Since then I have used the remote in other recording situations, and I have found it to be a completely stable, robust way of running your DAW from any location in the studio. I cannot recommend it more highly for any musician who serves double-duty as an engineer – or for engineers who serve double-duty as musicians. If you could use this convenience, then my friend, this is simply a must-have.
Setting up RDC is easy. All you need is to have Windows XP installed on both your primary DAW as well as the notebook you intend to use as a remote control. The DAW must be running Windows XP Pro, but the notebook can be running Windows XP Home Edition.
To set up the DAW to be remotely-controlled,
- Right-Click the My Computer Icon and select Properties
- Click the Remote tab
- Check the box that says “Allow users to connect remotely to this computer”
- Windows will warn you that accounts with blank passwords cannot be used to connect to the computer. Click OK, and you are configured.
If you are like most people, you have Windows XP set up in “single-user” mode with a blank Administrator password, so that it does not prompt for a password. In that case, you may not be able to connect to the computer because by default, RDC will not accept connections to the computer for accounts with a blank password. Fortunately, as is usually the case, Microsoft has provided a way around this security feature. As long as you are behind a firewall (as you should be) this procedure is a safe one to use.
- Navigate to Administrative Tools – Local Security Policy
- Navigate to Security Settings – Local Policies – Security Options
- Find the option “Accounts – Limit local account use of blank passwords to console logon only”
- Change this to “Disabled”
Now you are ready to log into the DAW from the notebook computer.
- From the notebook, navigate to Accessories – Communications – Remote Desktop Connection
- Select the Options button. There is something here you will want to change.
- Under the “Local Resources” tab, change the “Remote Computer Sound” option to “Leave at remote computer”
- Under the “Experience” tab, change the Connection Speed setting to LAN
- Click the Connect button
- If necessary, log onto the DAW
- You are now running your DAW from the notebook. Enjoy!
A Soapbox Moment
For years I have extolled the virtues of DAW based recording. Well, here is a wonderful example of why. Thanks to the friendly folks at Microsoft, who built this kind of functionality in order to let techies troubleshoot end-user PCs and remotely configure servers located miles away in server farms, we have a capability which would likely never emerge in a dedicated standalone package. There are serious shortcomings to running a production DAW on a general-purpose OS like Windows: the hassle of messing with drivers, getting viruses, keeping the thing maintained. On that we can all agree. But there are benefits, too, often from the least likely of places. Being able to cheaply and easily remote-control your audio recorder is only one of many fine examples of “unintented benefits” we get from running our recorders on standard, generalized platforms like Windows.

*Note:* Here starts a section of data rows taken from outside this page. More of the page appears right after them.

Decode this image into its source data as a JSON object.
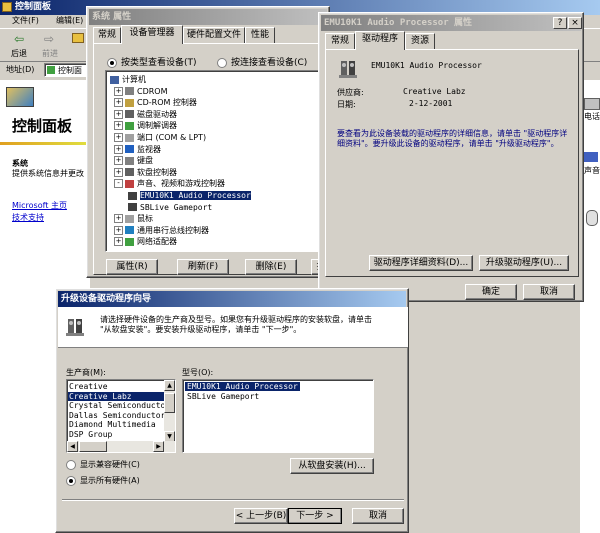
{
  "control_panel": {
    "title": "控制面板",
    "menu": [
      "文件(F)",
      "编辑(E)"
    ],
    "toolbar": {
      "back": "后退",
      "forward": "前进"
    },
    "address_label": "地址(D)",
    "address_value": "控制面",
    "heading": "控制面板",
    "section_title": "系统",
    "section_desc": "提供系统信息并更改",
    "links": [
      "Microsoft 主页",
      "技术支持"
    ],
    "right_labels": [
      "电话",
      "声音"
    ]
  },
  "system_props": {
    "title": "系统 属性",
    "tabs": [
      "常规",
      "设备管理器",
      "硬件配置文件",
      "性能"
    ],
    "radio_by_type": "按类型查看设备(T)",
    "radio_by_conn": "按连接查看设备(C)",
    "tree": [
      {
        "label": "计算机",
        "pm": ""
      },
      {
        "label": "CDROM",
        "pm": "+"
      },
      {
        "label": "CD-ROM 控制器",
        "pm": "+"
      },
      {
        "label": "磁盘驱动器",
        "pm": "+"
      },
      {
        "label": "调制解调器",
        "pm": "+"
      },
      {
        "label": "端口 (COM & LPT)",
        "pm": "+"
      },
      {
        "label": "监视器",
        "pm": "+"
      },
      {
        "label": "键盘",
        "pm": "+"
      },
      {
        "label": "软盘控制器",
        "pm": "+"
      },
      {
        "label": "声音、视频和游戏控制器",
        "pm": "-"
      },
      {
        "label": "EMU10K1 Audio Processor",
        "pm": "",
        "child": true,
        "selected": true
      },
      {
        "label": "SBLive Gameport",
        "pm": "",
        "child": true
      },
      {
        "label": "鼠标",
        "pm": "+"
      },
      {
        "label": "通用串行总线控制器",
        "pm": "+"
      },
      {
        "label": "网络适配器",
        "pm": "+"
      }
    ],
    "buttons": [
      "属性(R)",
      "刷新(F)",
      "删除(E)",
      "打"
    ]
  },
  "emu_props": {
    "title": "EMU10K1 Audio Processor 属性",
    "tabs": [
      "常规",
      "驱动程序",
      "资源"
    ],
    "device_name": "EMU10K1 Audio Processor",
    "provider_label": "供应商:",
    "provider_value": "Creative Labz",
    "date_label": "日期:",
    "date_value": "2-12-2001",
    "description": "要查看为此设备装载的驱动程序的详细信息，请单击 \"驱动程序详细资料\"。要升级此设备的驱动程序，请单击 \"升级驱动程序\"。",
    "btn_details": "驱动程序详细资料(D)...",
    "btn_upgrade": "升级驱动程序(U)...",
    "btn_ok": "确定",
    "btn_cancel": "取消"
  },
  "wizard": {
    "title": "升级设备驱动程序向导",
    "instructions": "请选择硬件设备的生产商及型号。如果您有升级驱动程序的安装软盘，请单击 \"从软盘安装\"。要安装升级驱动程序，请单击 \"下一步\"。",
    "manufacturer_label": "生产商(M):",
    "manufacturers": [
      "Creative",
      "Creative Labz",
      "Crystal Semiconductor",
      "Dallas Semiconductor",
      "Diamond Multimedia",
      "DSP Group"
    ],
    "selected_manufacturer_index": 1,
    "model_label": "型号(O):",
    "models": [
      "EMU10K1 Audio Processor",
      "SBLive Gameport"
    ],
    "radio_compatible": "显示兼容硬件(C)",
    "radio_all": "显示所有硬件(A)",
    "btn_have_disk": "从软盘安装(H)...",
    "btn_back": "< 上一步(B)",
    "btn_next": "下一步 >",
    "btn_cancel": "取消"
  },
  "colors": {
    "titlebar_active": "#0a246a",
    "selection": "#0a246a",
    "face": "#d4d0c8"
  }
}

If you need the ability to remotely control your recorder, grab yourself a $300 notebook and a couple of wireless-B (or G) interfaces, and do it… now! Thank me later!